WHAT NEEDS TO BE DONE –
The answer must consist of every record, printed exactly as it stands.

Stored data –
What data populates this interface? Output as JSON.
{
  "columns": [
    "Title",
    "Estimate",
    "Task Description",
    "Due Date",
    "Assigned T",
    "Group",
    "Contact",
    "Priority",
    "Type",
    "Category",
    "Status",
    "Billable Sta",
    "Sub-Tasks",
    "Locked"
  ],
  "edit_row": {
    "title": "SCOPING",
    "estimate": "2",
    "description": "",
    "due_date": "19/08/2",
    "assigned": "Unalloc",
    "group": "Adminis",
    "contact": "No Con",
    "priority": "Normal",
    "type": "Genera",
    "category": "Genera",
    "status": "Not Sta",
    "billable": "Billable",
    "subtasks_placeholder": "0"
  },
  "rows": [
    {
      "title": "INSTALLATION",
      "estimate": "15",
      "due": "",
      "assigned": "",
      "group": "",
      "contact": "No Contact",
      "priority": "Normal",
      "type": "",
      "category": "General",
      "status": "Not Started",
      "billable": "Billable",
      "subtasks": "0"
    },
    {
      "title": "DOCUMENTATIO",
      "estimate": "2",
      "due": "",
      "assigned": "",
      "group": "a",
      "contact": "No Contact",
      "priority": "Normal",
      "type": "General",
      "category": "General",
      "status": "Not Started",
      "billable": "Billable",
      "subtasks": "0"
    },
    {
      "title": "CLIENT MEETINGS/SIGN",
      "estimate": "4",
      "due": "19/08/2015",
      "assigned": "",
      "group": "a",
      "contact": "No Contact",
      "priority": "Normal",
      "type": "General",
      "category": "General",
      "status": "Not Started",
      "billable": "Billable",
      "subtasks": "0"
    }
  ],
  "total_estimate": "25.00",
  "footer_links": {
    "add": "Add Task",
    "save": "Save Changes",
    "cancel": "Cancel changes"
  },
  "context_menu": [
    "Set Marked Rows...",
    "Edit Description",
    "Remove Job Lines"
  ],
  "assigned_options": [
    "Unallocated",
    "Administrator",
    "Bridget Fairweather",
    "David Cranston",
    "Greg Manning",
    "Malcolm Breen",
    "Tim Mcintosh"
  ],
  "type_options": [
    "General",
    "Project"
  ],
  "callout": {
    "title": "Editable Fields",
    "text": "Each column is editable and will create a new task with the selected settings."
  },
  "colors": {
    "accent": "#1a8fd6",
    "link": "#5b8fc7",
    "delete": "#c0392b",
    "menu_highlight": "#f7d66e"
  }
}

EXPECTED OUTPUT –
What data populates this interface? Output as JSON.
{
  "columns": [
    "Title",
    "Estimate",
    "Task Description",
    "Due Date",
    "Assigned T",
    "Group",
    "Contact",
    "Priority",
    "Type",
    "Category",
    "Status",
    "Billable Sta",
    "Sub-Tasks",
    "Locked"
  ],
  "edit_row": {
    "title": "SCOPING",
    "estimate": "2",
    "description": "",
    "due_date": "19/08/2",
    "assigned": "Unalloc",
    "group": "Adminis",
    "contact": "No Con",
    "priority": "Normal",
    "type": "Genera",
    "category": "Genera",
    "status": "Not Sta",
    "billable": "Billable",
    "subtasks_placeholder": "0"
  },
  "rows": [
    {
      "title": "INSTALLATION",
      "estimate": "15",
      "due": "",
      "assigned": "",
      "group": "",
      "contact": "No Contact",
      "priority": "Normal",
      "type": "",
      "category": "General",
      "status": "Not Started",
      "billable": "Billable",
      "subtasks": "0"
    },
    {
      "title": "DOCUMENTATIO",
      "estimate": "2",
      "due": "",
      "assigned": "",
      "group": "a",
      "contact": "No Contact",
      "priority": "Normal",
      "type": "General",
      "category": "General",
      "status": "Not Started",
      "billable": "Billable",
      "subtasks": "0"
    },
    {
      "title": "CLIENT MEETINGS/SIGN",
      "estimate": "4",
      "due": "19/08/2015",
      "assigned": "",
      "group": "a",
      "contact": "No Contact",
      "priority": "Normal",
      "type": "General",
      "category": "General",
      "status": "Not Started",
      "billable": "Billable",
      "subtasks": "0"
    }
  ],
  "total_estimate": "25.00",
  "footer_links": {
    "add": "Add Task",
    "save": "Save Changes",
    "cancel": "Cancel changes"
  },
  "context_menu": [
    "Set Marked Rows...",
    "Edit Description",
    "Remove Job Lines"
  ],
  "assigned_options": [
    "Unallocated",
    "Administrator",
    "Bridget Fairweather",
    "David Cranston",
    "Greg Manning",
    "Malcolm Breen",
    "Tim Mcintosh"
  ],
  "type_options": [
    "General",
    "Project"
  ],
  "callout": {
    "title": "Editable Fields",
    "text": "Each column is editable and will create a new task with the selected settings."
  },
  "colors": {
    "accent": "#1a8fd6",
    "link": "#5b8fc7",
    "delete": "#c0392b",
    "menu_highlight": "#f7d66e"
  }
}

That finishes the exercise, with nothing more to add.